A few weeks ago, no less of an authority than the New York Times published a short article summarizing the history of the dog biscuit. Since biscuits are our business here at My Doggy, you’ll understand why that subject made us sit up and take notice. It took us a while to digest the entire article, but now that we have, here are a few bits and bites (bytes?) of our take on it. No mere morsels here. Let’s make a meal of it.
Mind you, we haven’t been around for the entire history of the dog cookie. My Doggy started in 1996. We’re looking forward to our twentieth anniversary in a couple of years, to be followed by a fiftieth, a hundredth, and so on. We were around for the turn of the twenty-first century, but not for the turn of the twentieth. We certainly weren’t around for the dawn of the dog cookie era, although some of our fans make it sound like we may have come close to perfecting it. In short, we can neither verify nor debunk many of the claims set forth in the NYT article. But, we can offer some of our opinions — and you can take them for what they are worth.
History or Hyperbole?
By quoting the promoters of the products, instead of patch-sleeved tweed-jacket-wearing residents and presidents of the ivy-covered walls of academia, it’s quite possible that some fanciful Madison Avenue advertising claims of yesteryear may have found themselves being reasserted as full-fledged facts. The spark for the idea of the dog biscuit, we’re told, came from seeing stray dogs wolfing down the hardtack intended for sailors near the London docks. This seems plausible. Extreme hunger can make man and man’s best friend do some desperate things, like eating English cuisine!
The first dog biscuits targeted the well-heeled dog and dog owner. This, too, makes sense, because if you’re in business to make big bucks and not just a few cents, you have to go where the big money is. The history of My Doggy is slightly different, having begun with a search for a better biscuit. We try to keep costs down, because it shouldn’t cost you a days’ wages to give the dog you love an affordable treat.
It was almost fifty years before Carleton Ellis decided to use the stylized bone shape, which we’re all familiar with from reading comic strips and watching pirate movies, for dog biscuits. Focusing on the latter for the moment, aren’t you glad Carlton chose to use the crossbones and not the skull? Skulls are depressing, except for Shakespeare, I guess, since he thought they made good conversational props for Danish princes. Setting Hamlet aside, however, maybe we should keep that deadly emblem in mind, since the skull and crossbones is not just for flying on your flags when you’re being honest about your evil intentions. It’s also the standard symbol for a poisonous product, which Ellis would have known very well, since he was also the inventor of varnish, paint remover, and margarine, none of which are very good for you in the long run, if taken internally.

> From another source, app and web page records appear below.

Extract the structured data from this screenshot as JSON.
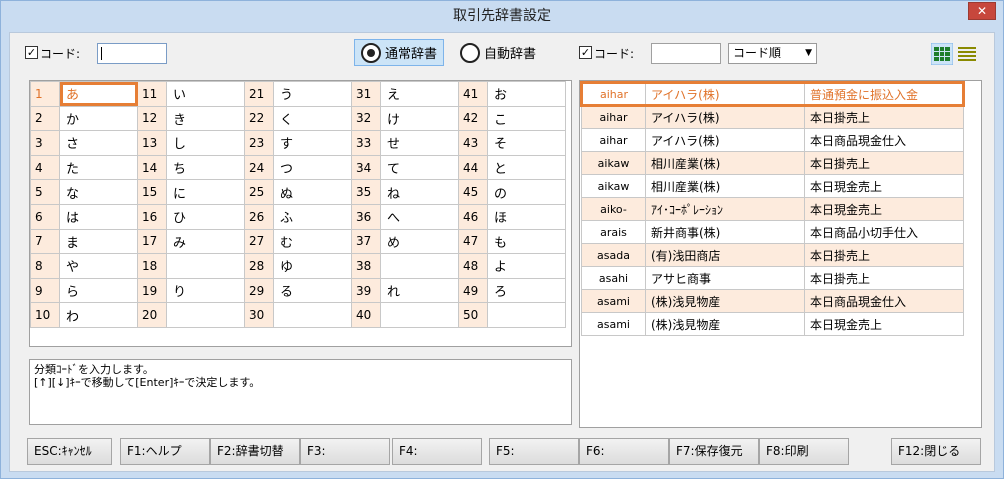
{
  "window": {
    "title": "取引先辞書設定",
    "close_label": "✕"
  },
  "left_filter": {
    "checkbox_label": "コード:",
    "checked": true,
    "code_value": ""
  },
  "radio": {
    "normal_label": "通常辞書",
    "auto_label": "自動辞書",
    "selected": "normal"
  },
  "right_filter": {
    "checkbox_label": "コード:",
    "checked": true,
    "code_value": "",
    "sort_selected": "コード順"
  },
  "view_icons": [
    "grid-view-icon",
    "list-view-icon"
  ],
  "kana_grid": [
    [
      {
        "n": "1",
        "k": "あ"
      },
      {
        "n": "11",
        "k": "い"
      },
      {
        "n": "21",
        "k": "う"
      },
      {
        "n": "31",
        "k": "え"
      },
      {
        "n": "41",
        "k": "お"
      }
    ],
    [
      {
        "n": "2",
        "k": "か"
      },
      {
        "n": "12",
        "k": "き"
      },
      {
        "n": "22",
        "k": "く"
      },
      {
        "n": "32",
        "k": "け"
      },
      {
        "n": "42",
        "k": "こ"
      }
    ],
    [
      {
        "n": "3",
        "k": "さ"
      },
      {
        "n": "13",
        "k": "し"
      },
      {
        "n": "23",
        "k": "す"
      },
      {
        "n": "33",
        "k": "せ"
      },
      {
        "n": "43",
        "k": "そ"
      }
    ],
    [
      {
        "n": "4",
        "k": "た"
      },
      {
        "n": "14",
        "k": "ち"
      },
      {
        "n": "24",
        "k": "つ"
      },
      {
        "n": "34",
        "k": "て"
      },
      {
        "n": "44",
        "k": "と"
      }
    ],
    [
      {
        "n": "5",
        "k": "な"
      },
      {
        "n": "15",
        "k": "に"
      },
      {
        "n": "25",
        "k": "ぬ"
      },
      {
        "n": "35",
        "k": "ね"
      },
      {
        "n": "45",
        "k": "の"
      }
    ],
    [
      {
        "n": "6",
        "k": "は"
      },
      {
        "n": "16",
        "k": "ひ"
      },
      {
        "n": "26",
        "k": "ふ"
      },
      {
        "n": "36",
        "k": "へ"
      },
      {
        "n": "46",
        "k": "ほ"
      }
    ],
    [
      {
        "n": "7",
        "k": "ま"
      },
      {
        "n": "17",
        "k": "み"
      },
      {
        "n": "27",
        "k": "む"
      },
      {
        "n": "37",
        "k": "め"
      },
      {
        "n": "47",
        "k": "も"
      }
    ],
    [
      {
        "n": "8",
        "k": "や"
      },
      {
        "n": "18",
        "k": ""
      },
      {
        "n": "28",
        "k": "ゆ"
      },
      {
        "n": "38",
        "k": ""
      },
      {
        "n": "48",
        "k": "よ"
      }
    ],
    [
      {
        "n": "9",
        "k": "ら"
      },
      {
        "n": "19",
        "k": "り"
      },
      {
        "n": "29",
        "k": "る"
      },
      {
        "n": "39",
        "k": "れ"
      },
      {
        "n": "49",
        "k": "ろ"
      }
    ],
    [
      {
        "n": "10",
        "k": "わ"
      },
      {
        "n": "20",
        "k": ""
      },
      {
        "n": "30",
        "k": ""
      },
      {
        "n": "40",
        "k": ""
      },
      {
        "n": "50",
        "k": ""
      }
    ]
  ],
  "dictionary": [
    {
      "code": "aihar",
      "name": "アイハラ(株)",
      "desc": "普通預金に振込入金",
      "selected": true
    },
    {
      "code": "aihar",
      "name": "アイハラ(株)",
      "desc": "本日掛売上"
    },
    {
      "code": "aihar",
      "name": "アイハラ(株)",
      "desc": "本日商品現金仕入"
    },
    {
      "code": "aikaw",
      "name": "相川産業(株)",
      "desc": "本日掛売上"
    },
    {
      "code": "aikaw",
      "name": "相川産業(株)",
      "desc": "本日現金売上"
    },
    {
      "code": "aiko-",
      "name": "ｱｲ･ｺｰﾎﾟﾚｰｼｮﾝ",
      "desc": "本日現金売上"
    },
    {
      "code": "arais",
      "name": "新井商事(株)",
      "desc": "本日商品小切手仕入"
    },
    {
      "code": "asada",
      "name": "(有)浅田商店",
      "desc": "本日掛売上"
    },
    {
      "code": "asahi",
      "name": "アサヒ商事",
      "desc": "本日掛売上"
    },
    {
      "code": "asami",
      "name": "(株)浅見物産",
      "desc": "本日商品現金仕入"
    },
    {
      "code": "asami",
      "name": "(株)浅見物産",
      "desc": "本日現金売上"
    }
  ],
  "message": {
    "line1": "分類ｺｰﾄﾞを入力します。",
    "line2": "[↑][↓]ｷｰで移動して[Enter]ｷｰで決定します。"
  },
  "function_keys": [
    {
      "key": "esc",
      "label": "ESC:ｷｬﾝｾﾙ"
    },
    {
      "key": "f1",
      "label": "F1:ヘルプ"
    },
    {
      "key": "f2",
      "label": "F2:辞書切替"
    },
    {
      "key": "f3",
      "label": "F3:"
    },
    {
      "key": "f4",
      "label": "F4:"
    },
    {
      "key": "f5",
      "label": "F5:"
    },
    {
      "key": "f6",
      "label": "F6:"
    },
    {
      "key": "f7",
      "label": "F7:保存復元"
    },
    {
      "key": "f8",
      "label": "F8:印刷"
    },
    {
      "key": "f12",
      "label": "F12:閉じる"
    }
  ],
  "colors": {
    "highlight": "#e67e35",
    "row_tint": "#fdebdd",
    "selected_radio_bg": "#cce4f7"
  }
}
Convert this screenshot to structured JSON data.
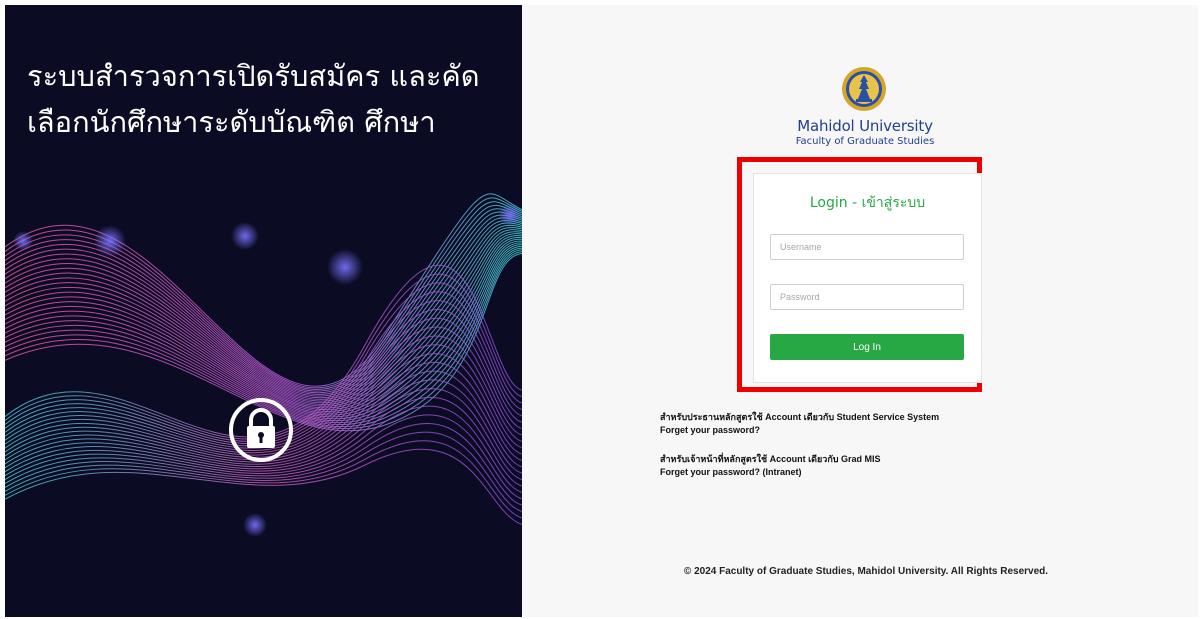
{
  "hero": {
    "title": "ระบบสำรวจการเปิดรับสมัคร และคัดเลือกนักศึกษาระดับบัณฑิต ศึกษา"
  },
  "branding": {
    "university": "Mahidol University",
    "faculty": "Faculty of Graduate Studies"
  },
  "login": {
    "title": "Login - เข้าสู่ระบบ",
    "username_placeholder": "Username",
    "password_placeholder": "Password",
    "button_label": "Log In"
  },
  "help": [
    {
      "note": "สำหรับประธานหลักสูตรใช้ Account เดียวกับ Student Service System",
      "link": "Forget your password?"
    },
    {
      "note": "สำหรับเจ้าหน้าที่หลักสูตรใช้ Account เดียวกับ Grad MIS",
      "link": "Forget your password? (Intranet)"
    }
  ],
  "footer": {
    "copyright": "© 2024 Faculty of Graduate Studies, Mahidol University. All Rights Reserved."
  },
  "colors": {
    "brand_green": "#27a844",
    "brand_blue": "#1f3f8f",
    "highlight_red": "#ee0000",
    "hero_background": "#0b0b24"
  },
  "icons": {
    "hero": "padlock-icon",
    "logo": "university-seal-icon"
  }
}
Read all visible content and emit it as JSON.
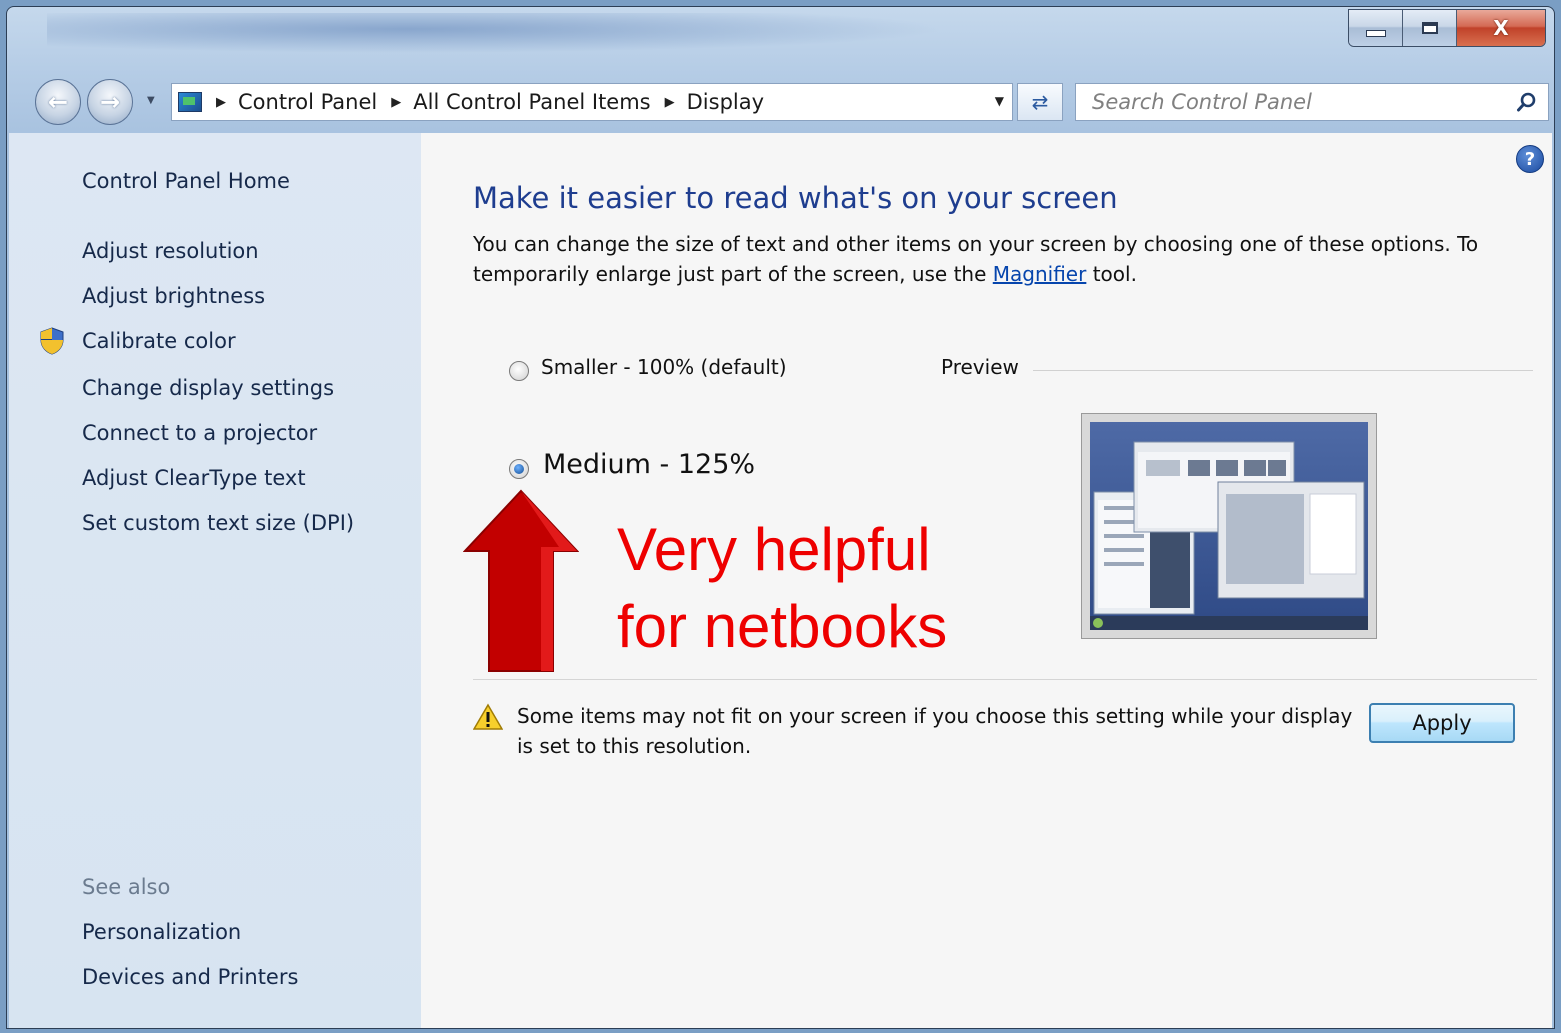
{
  "window": {
    "caption": {
      "minimize": "minimize",
      "maximize": "maximize",
      "close_glyph": "X"
    }
  },
  "navbar": {
    "breadcrumbs": [
      "Control Panel",
      "All Control Panel Items",
      "Display"
    ],
    "search_placeholder": "Search Control Panel"
  },
  "sidebar": {
    "home": "Control Panel Home",
    "items": [
      "Adjust resolution",
      "Adjust brightness",
      "Calibrate color",
      "Change display settings",
      "Connect to a projector",
      "Adjust ClearType text",
      "Set custom text size (DPI)"
    ],
    "see_also_label": "See also",
    "see_also": [
      "Personalization",
      "Devices and Printers"
    ]
  },
  "main": {
    "heading": "Make it easier to read what's on your screen",
    "desc_part1": "You can change the size of text and other items on your screen by choosing one of these options. To temporarily enlarge just part of the screen, use the ",
    "desc_link": "Magnifier",
    "desc_part2": " tool.",
    "options": [
      {
        "label": "Smaller - 100% (default)",
        "selected": false
      },
      {
        "label": "Medium - 125%",
        "selected": true
      }
    ],
    "preview_label": "Preview",
    "warning": "Some items may not fit on your screen if you choose this setting while your display is set to this resolution.",
    "apply": "Apply"
  },
  "annotation": {
    "line1": "Very helpful",
    "line2": "for netbooks",
    "color": "#ee0000"
  },
  "icons": {
    "shield": "uac-shield-icon",
    "help": "help-icon",
    "warning": "warning-icon",
    "search": "search-icon"
  }
}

And, finally … can you believe this? Ellis’ own dog was said to have been unimpressed with Ellis’ original dog biscuit. (Can you blame him? He was a dog, not a guinea pig!) It was only after Ellis did some shape-shifting in the kitchen that the dog developed an interest. We’re supposed to believe that the bone-like shape fooled the dog, or else the dog took pity on its poor master and decided to fool him. Either way, thanks to the dog’s change of heart, we’re sure its poor master didn’t stay poor very long.
We may be accused of urging excessive caution, but we say: Stay away from them bones, them bones, them thigh bones. (Sorry, got carried away there. It looks like the real lyrics refer to “dem bones, dem bones, dem DRY bones.”) Oh, well! Stay away from both kinds of bones, and look for the “Paw of Approval” instead.
Find the NYT article here.